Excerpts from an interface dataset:
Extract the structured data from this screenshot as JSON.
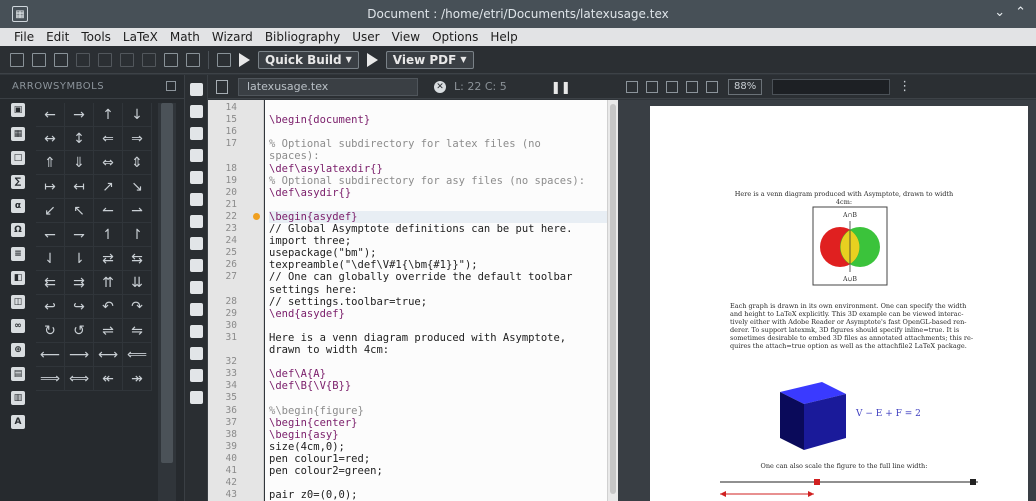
{
  "window": {
    "title": "Document : /home/etri/Documents/latexusage.tex",
    "app_icon": "document-icon",
    "controls": [
      "minimize-icon",
      "maximize-icon"
    ]
  },
  "menu": [
    "File",
    "Edit",
    "Tools",
    "LaTeX",
    "Math",
    "Wizard",
    "Bibliography",
    "User",
    "View",
    "Options",
    "Help"
  ],
  "toolbar": {
    "build_label": "Quick Build",
    "view_label": "View PDF"
  },
  "symbols_panel": {
    "title": "ARROWSYMBOLS",
    "symbols": [
      "←",
      "→",
      "↑",
      "↓",
      "↔",
      "↕",
      "⇐",
      "⇒",
      "⇑",
      "⇓",
      "⇔",
      "⇕",
      "↦",
      "↤",
      "↗",
      "↘",
      "↙",
      "↖",
      "↼",
      "⇀",
      "↽",
      "⇁",
      "↿",
      "↾",
      "⇃",
      "⇂",
      "⇄",
      "⇆",
      "⇇",
      "⇉",
      "⇈",
      "⇊",
      "↩",
      "↪",
      "↶",
      "↷",
      "↻",
      "↺",
      "⇌",
      "⇋",
      "⟵",
      "⟶",
      "⟷",
      "⟸",
      "⟹",
      "⟺",
      "↞",
      "↠"
    ]
  },
  "editor": {
    "tab_label": "latexusage.tex",
    "cursor_pos": "L: 22 C: 5",
    "lines": [
      {
        "n": "14",
        "text": ""
      },
      {
        "n": "15",
        "text": "\\begin{document}",
        "cls": "kw"
      },
      {
        "n": "16",
        "text": ""
      },
      {
        "n": "17",
        "text": "% Optional subdirectory for latex files (no",
        "cls": "comment"
      },
      {
        "n": "",
        "text": "spaces):",
        "cls": "comment"
      },
      {
        "n": "18",
        "text": "\\def\\asylatexdir{}",
        "cls": "kw"
      },
      {
        "n": "19",
        "text": "% Optional subdirectory for asy files (no spaces):",
        "cls": "comment"
      },
      {
        "n": "20",
        "text": "\\def\\asydir{}",
        "cls": "kw"
      },
      {
        "n": "21",
        "text": ""
      },
      {
        "n": "22",
        "text": "\\begin{asydef}",
        "cls": "kw",
        "cur": true
      },
      {
        "n": "23",
        "text": "// Global Asymptote definitions can be put here."
      },
      {
        "n": "24",
        "text": "import three;"
      },
      {
        "n": "25",
        "text": "usepackage(\"bm\");"
      },
      {
        "n": "26",
        "text": "texpreamble(\"\\def\\V#1{\\bm{#1}}\");"
      },
      {
        "n": "27",
        "text": "// One can globally override the default toolbar"
      },
      {
        "n": "",
        "text": "settings here:"
      },
      {
        "n": "28",
        "text": "// settings.toolbar=true;"
      },
      {
        "n": "29",
        "text": "\\end{asydef}",
        "cls": "kw"
      },
      {
        "n": "30",
        "text": ""
      },
      {
        "n": "31",
        "text": "Here is a venn diagram produced with Asymptote,"
      },
      {
        "n": "",
        "text": "drawn to width 4cm:"
      },
      {
        "n": "32",
        "text": ""
      },
      {
        "n": "33",
        "text": "\\def\\A{A}",
        "cls": "kw"
      },
      {
        "n": "34",
        "text": "\\def\\B{\\V{B}}",
        "cls": "kw"
      },
      {
        "n": "35",
        "text": ""
      },
      {
        "n": "36",
        "text": "%\\begin{figure}",
        "cls": "comment"
      },
      {
        "n": "37",
        "text": "\\begin{center}",
        "cls": "kw"
      },
      {
        "n": "38",
        "text": "\\begin{asy}",
        "cls": "kw"
      },
      {
        "n": "39",
        "text": "size(4cm,0);"
      },
      {
        "n": "40",
        "text": "pen colour1=red;"
      },
      {
        "n": "41",
        "text": "pen colour2=green;"
      },
      {
        "n": "42",
        "text": ""
      },
      {
        "n": "43",
        "text": "pair z0=(0,0);"
      }
    ]
  },
  "viewer": {
    "zoom": "88%",
    "caption1": "Here is a venn diagram produced with Asymptote, drawn to width 4cm:",
    "venn_label_top": "A∩B",
    "venn_label_bottom": "A∪B",
    "para": [
      "Each graph is drawn in its own environment. One can specify the width",
      "and height to LaTeX explicitly. This 3D example can be viewed interac-",
      "tively either with Adobe Reader or Asymptote's fast OpenGL-based ren-",
      "derer. To support latexmk, 3D figures should specify inline=true. It is",
      "sometimes desirable to embed 3D files as annotated attachments; this re-",
      "quires the attach=true option as well as the attachfile2 LaTeX package."
    ],
    "euler": "V − E + F = 2",
    "caption2": "One can also scale the figure to the full line width:"
  },
  "colors": {
    "titlebar": "#475057",
    "menubar": "#e2e3e5",
    "panel_dark": "#262a2e",
    "editor_bg": "#fcfcfc",
    "venn_red": "#e02020",
    "venn_green": "#30c030",
    "cube_blue": "#1a1a9a"
  }
}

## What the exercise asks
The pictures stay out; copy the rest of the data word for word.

## Response below
Extract the structured data from this screenshot as JSON.
{
  "window": {
    "title": "Document : /home/etri/Documents/latexusage.tex",
    "app_icon": "document-icon",
    "controls": [
      "minimize-icon",
      "maximize-icon"
    ]
  },
  "menu": [
    "File",
    "Edit",
    "Tools",
    "LaTeX",
    "Math",
    "Wizard",
    "Bibliography",
    "User",
    "View",
    "Options",
    "Help"
  ],
  "toolbar": {
    "build_label": "Quick Build",
    "view_label": "View PDF"
  },
  "symbols_panel": {
    "title": "ARROWSYMBOLS",
    "symbols": [
      "←",
      "→",
      "↑",
      "↓",
      "↔",
      "↕",
      "⇐",
      "⇒",
      "⇑",
      "⇓",
      "⇔",
      "⇕",
      "↦",
      "↤",
      "↗",
      "↘",
      "↙",
      "↖",
      "↼",
      "⇀",
      "↽",
      "⇁",
      "↿",
      "↾",
      "⇃",
      "⇂",
      "⇄",
      "⇆",
      "⇇",
      "⇉",
      "⇈",
      "⇊",
      "↩",
      "↪",
      "↶",
      "↷",
      "↻",
      "↺",
      "⇌",
      "⇋",
      "⟵",
      "⟶",
      "⟷",
      "⟸",
      "⟹",
      "⟺",
      "↞",
      "↠"
    ]
  },
  "editor": {
    "tab_label": "latexusage.tex",
    "cursor_pos": "L: 22 C: 5",
    "lines": [
      {
        "n": "14",
        "text": ""
      },
      {
        "n": "15",
        "text": "\\begin{document}",
        "cls": "kw"
      },
      {
        "n": "16",
        "text": ""
      },
      {
        "n": "17",
        "text": "% Optional subdirectory for latex files (no",
        "cls": "comment"
      },
      {
        "n": "",
        "text": "spaces):",
        "cls": "comment"
      },
      {
        "n": "18",
        "text": "\\def\\asylatexdir{}",
        "cls": "kw"
      },
      {
        "n": "19",
        "text": "% Optional subdirectory for asy files (no spaces):",
        "cls": "comment"
      },
      {
        "n": "20",
        "text": "\\def\\asydir{}",
        "cls": "kw"
      },
      {
        "n": "21",
        "text": ""
      },
      {
        "n": "22",
        "text": "\\begin{asydef}",
        "cls": "kw",
        "cur": true
      },
      {
        "n": "23",
        "text": "// Global Asymptote definitions can be put here."
      },
      {
        "n": "24",
        "text": "import three;"
      },
      {
        "n": "25",
        "text": "usepackage(\"bm\");"
      },
      {
        "n": "26",
        "text": "texpreamble(\"\\def\\V#1{\\bm{#1}}\");"
      },
      {
        "n": "27",
        "text": "// One can globally override the default toolbar"
      },
      {
        "n": "",
        "text": "settings here:"
      },
      {
        "n": "28",
        "text": "// settings.toolbar=true;"
      },
      {
        "n": "29",
        "text": "\\end{asydef}",
        "cls": "kw"
      },
      {
        "n": "30",
        "text": ""
      },
      {
        "n": "31",
        "text": "Here is a venn diagram produced with Asymptote,"
      },
      {
        "n": "",
        "text": "drawn to width 4cm:"
      },
      {
        "n": "32",
        "text": ""
      },
      {
        "n": "33",
        "text": "\\def\\A{A}",
        "cls": "kw"
      },
      {
        "n": "34",
        "text": "\\def\\B{\\V{B}}",
        "cls": "kw"
      },
      {
        "n": "35",
        "text": ""
      },
      {
        "n": "36",
        "text": "%\\begin{figure}",
        "cls": "comment"
      },
      {
        "n": "37",
        "text": "\\begin{center}",
        "cls": "kw"
      },
      {
        "n": "38",
        "text": "\\begin{asy}",
        "cls": "kw"
      },
      {
        "n": "39",
        "text": "size(4cm,0);"
      },
      {
        "n": "40",
        "text": "pen colour1=red;"
      },
      {
        "n": "41",
        "text": "pen colour2=green;"
      },
      {
        "n": "42",
        "text": ""
      },
      {
        "n": "43",
        "text": "pair z0=(0,0);"
      }
    ]
  },
  "viewer": {
    "zoom": "88%",
    "caption1": "Here is a venn diagram produced with Asymptote, drawn to width 4cm:",
    "venn_label_top": "A∩B",
    "venn_label_bottom": "A∪B",
    "para": [
      "Each graph is drawn in its own environment. One can specify the width",
      "and height to LaTeX explicitly. This 3D example can be viewed interac-",
      "tively either with Adobe Reader or Asymptote's fast OpenGL-based ren-",
      "derer. To support latexmk, 3D figures should specify inline=true. It is",
      "sometimes desirable to embed 3D files as annotated attachments; this re-",
      "quires the attach=true option as well as the attachfile2 LaTeX package."
    ],
    "euler": "V − E + F = 2",
    "caption2": "One can also scale the figure to the full line width:"
  },
  "colors": {
    "titlebar": "#475057",
    "menubar": "#e2e3e5",
    "panel_dark": "#262a2e",
    "editor_bg": "#fcfcfc",
    "venn_red": "#e02020",
    "venn_green": "#30c030",
    "cube_blue": "#1a1a9a"
  }
}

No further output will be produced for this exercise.